If you grew up in the 80’s or 90’s, chances are you know all about the Teenage Mutant Ninja Turtles. Brace yourself, millennials: the Ninja Turtles turn 30 this month. Does that make you feel old or what? The idea of TMNT came to life when the two men were taking a break from brainstorming in 1984, and the rest was history.
In honor of surviving in the comics world for three decades now, we decided to blast into the past, when the concept of the TMNT was only a mind baby of the two original creators, Kevin Eastman and Peter Laird. If you work as a creator of any kind, you know how it feels for your creative gears to take a sudden halt- usually at the worst time possible. Well, that wasn’t necessarily the case for Eastman and Laird.
The First Sketch
The original sketch of the Teenage Mutant Ninja Turtles was created in 1984 when Kevin Eastman and Peter Laird were doodling during a brainstorming session, only to find that they had created something pretty catchy. The two started a small comic series on their own, which they later brought to Mirage Studios up until 1995- selling 75 issues alone. The series was also used as a mini series in a handful of other comics companies.
The Evolution Into Cartoons and Action Figures
As popularity continued to rise, the target group for TMNT and Playmate Toys began to shift from teenagers to 4-8 year olds. At this point in time, Eastman and Laird made the tough decision to “soften” the image of the 4 ninja turtles, which stirred up a variety of discussion and feedback from the original TMNT fans. Not everyone was happy with the shift, but we love when a comic we care about gets in front of more people. It means that there can be more fans to talk to. For testing purposes, the comics company aired a mini series of 5 cartoon episodes, later leading into a larger order of episodes that aired from 1988-1996. This ended up producing a bodacious 188 Ninja Turtles episodes.
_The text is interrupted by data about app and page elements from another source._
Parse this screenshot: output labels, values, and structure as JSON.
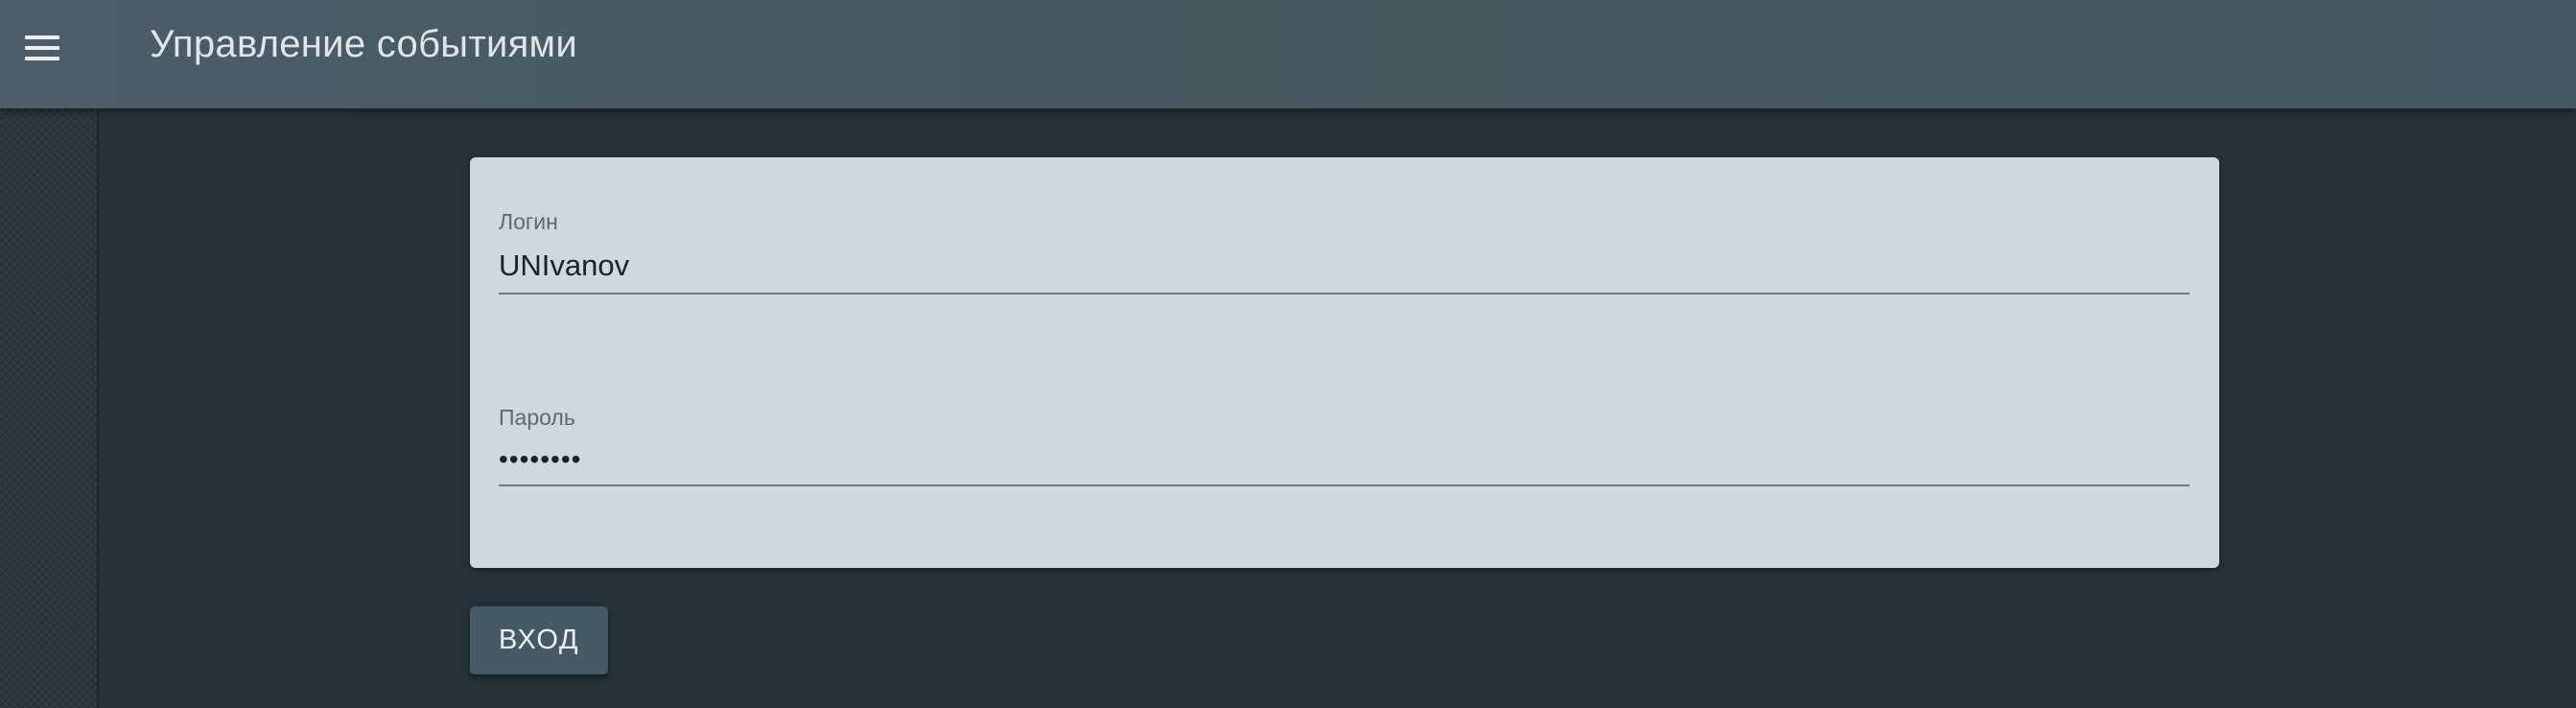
{
  "header": {
    "title": "Управление событиями",
    "menu_icon": "hamburger-menu-icon"
  },
  "login_form": {
    "login_label": "Логин",
    "login_value": "UNIvanov",
    "password_label": "Пароль",
    "password_value": "••••••••",
    "submit_label": "ВХОД"
  },
  "colors": {
    "app_bar": "#455a64",
    "background": "#263238",
    "card": "#cfd8dc",
    "button": "#455a64"
  }
}
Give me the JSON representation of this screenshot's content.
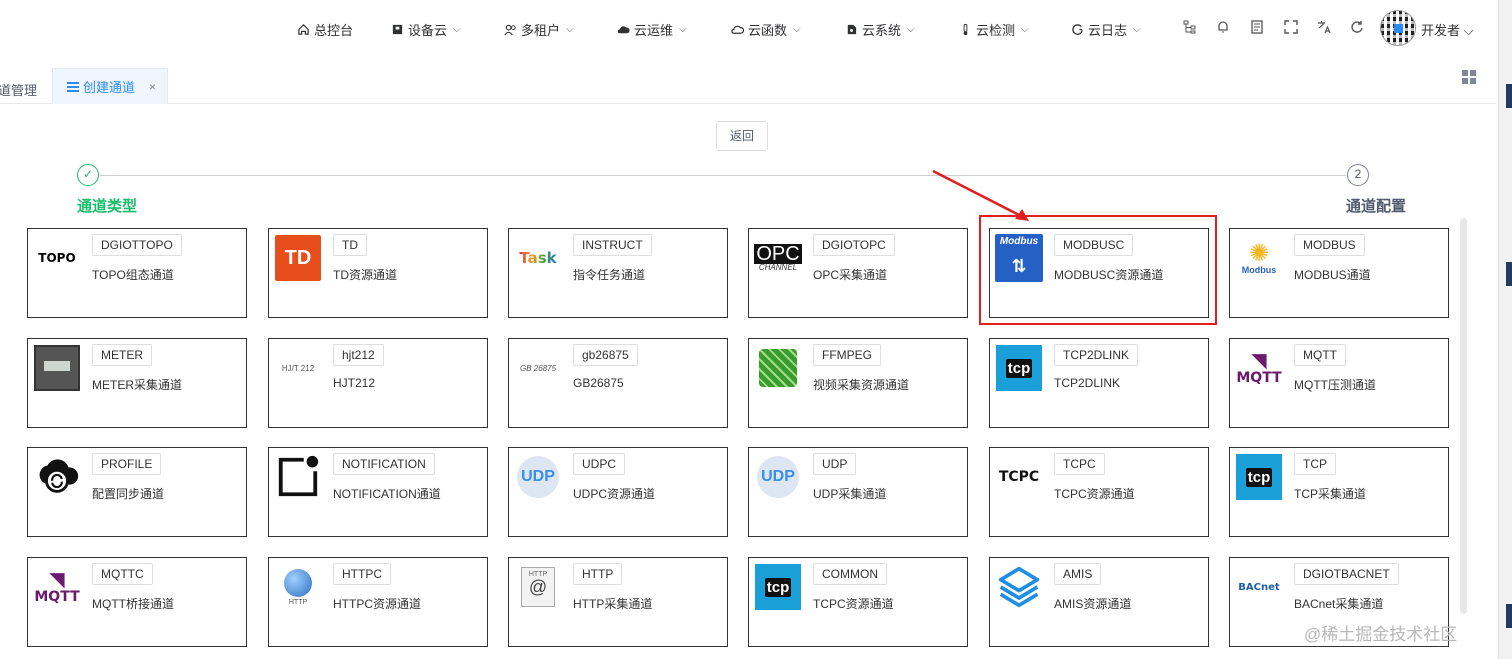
{
  "nav": {
    "items": [
      {
        "label": "总控台",
        "icon": "home-icon",
        "dropdown": false
      },
      {
        "label": "设备云",
        "icon": "device-icon",
        "dropdown": true
      },
      {
        "label": "多租户",
        "icon": "users-icon",
        "dropdown": true
      },
      {
        "label": "云运维",
        "icon": "cloud-icon",
        "dropdown": true
      },
      {
        "label": "云函数",
        "icon": "cloud-function-icon",
        "dropdown": true
      },
      {
        "label": "云系统",
        "icon": "system-icon",
        "dropdown": true
      },
      {
        "label": "云检测",
        "icon": "thermometer-icon",
        "dropdown": true
      },
      {
        "label": "云日志",
        "icon": "log-icon",
        "dropdown": true
      }
    ],
    "tools": [
      "tree-icon",
      "bell-icon",
      "doc-icon",
      "fullscreen-icon",
      "translate-icon",
      "refresh-icon"
    ],
    "user": "开发者"
  },
  "tabs": {
    "previous": "道管理",
    "active": "创建通道",
    "close": "×"
  },
  "back_button": "返回",
  "steps": [
    {
      "number": "✓",
      "title": "通道类型",
      "status": "done"
    },
    {
      "number": "2",
      "title": "通道配置",
      "status": "wait"
    }
  ],
  "cards": [
    {
      "tag": "DGIOTTOPO",
      "desc": "TOPO组态通道",
      "logo_text": "TOPO",
      "logo": "topo"
    },
    {
      "tag": "TD",
      "desc": "TD资源通道",
      "logo_text": "TD",
      "logo": "td"
    },
    {
      "tag": "INSTRUCT",
      "desc": "指令任务通道",
      "logo_text": "Task",
      "logo": "task"
    },
    {
      "tag": "DGIOTOPC",
      "desc": "OPC采集通道",
      "logo_text": "OPC",
      "logo": "opc"
    },
    {
      "tag": "MODBUSC",
      "desc": "MODBUSC资源通道",
      "logo_text": "Modbus",
      "logo": "modbusc"
    },
    {
      "tag": "MODBUS",
      "desc": "MODBUS通道",
      "logo_text": "Modbus",
      "logo": "modbus"
    },
    {
      "tag": "METER",
      "desc": "METER采集通道",
      "logo_text": "",
      "logo": "meter"
    },
    {
      "tag": "hjt212",
      "desc": "HJT212",
      "logo_text": "HJ/T 212",
      "logo": "hjt"
    },
    {
      "tag": "gb26875",
      "desc": "GB26875",
      "logo_text": "GB 26875",
      "logo": "gb"
    },
    {
      "tag": "FFMPEG",
      "desc": "视频采集资源通道",
      "logo_text": "",
      "logo": "ffmpeg"
    },
    {
      "tag": "TCP2DLINK",
      "desc": "TCP2DLINK",
      "logo_text": "tcp",
      "logo": "tcp"
    },
    {
      "tag": "MQTT",
      "desc": "MQTT压测通道",
      "logo_text": "MQTT",
      "logo": "mqtt"
    },
    {
      "tag": "PROFILE",
      "desc": "配置同步通道",
      "logo_text": "",
      "logo": "profile"
    },
    {
      "tag": "NOTIFICATION",
      "desc": "NOTIFICATION通道",
      "logo_text": "",
      "logo": "notification"
    },
    {
      "tag": "UDPC",
      "desc": "UDPC资源通道",
      "logo_text": "UDP",
      "logo": "udp"
    },
    {
      "tag": "UDP",
      "desc": "UDP采集通道",
      "logo_text": "UDP",
      "logo": "udp"
    },
    {
      "tag": "TCPC",
      "desc": "TCPC资源通道",
      "logo_text": "TCPC",
      "logo": "tcpc"
    },
    {
      "tag": "TCP",
      "desc": "TCP采集通道",
      "logo_text": "tcp",
      "logo": "tcp"
    },
    {
      "tag": "MQTTC",
      "desc": "MQTT桥接通道",
      "logo_text": "MQTT",
      "logo": "mqtt"
    },
    {
      "tag": "HTTPC",
      "desc": "HTTPC资源通道",
      "logo_text": "HTTP",
      "logo": "httpc"
    },
    {
      "tag": "HTTP",
      "desc": "HTTP采集通道",
      "logo_text": "HTTP",
      "logo": "http"
    },
    {
      "tag": "COMMON",
      "desc": "TCPC资源通道",
      "logo_text": "tcp",
      "logo": "tcp"
    },
    {
      "tag": "AMIS",
      "desc": "AMIS资源通道",
      "logo_text": "",
      "logo": "amis"
    },
    {
      "tag": "DGIOTBACNET",
      "desc": "BACnet采集通道",
      "logo_text": "BACnet",
      "logo": "bacnet"
    }
  ],
  "annotation": {
    "highlighted_card": "MODBUSC",
    "color": "#e02020"
  },
  "watermark": "@稀土掘金技术社区",
  "colors": {
    "accent": "#2d8cf0",
    "success": "#19be6b",
    "annotation": "#e02020"
  }
}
The plastic action figures grew extremely popular, especially with toddlers- but Playmate wanted to head in a direction that would lead them to more lucrative collectibles. So they turned their attention back to the teenagers they had turned away from. In 1996, the movie Teenage Mutant Ninja Turtles came to theaters and raked in over 200 million at box offices across the country. This movie became an instant classic and people still talk about it today. The reboot spawned amazing lines of toys from bigger name companies including popular collector brands like NECA and Sideshow Collectibles.
So, Kevin Eastman and Peter Laird, we would like to thank you for “slacking off” (as some would say) that one day back in 1984, or better yet, creating the universally known series of Teenage Mutant Ninja Turtles. What would the comics world have done without you?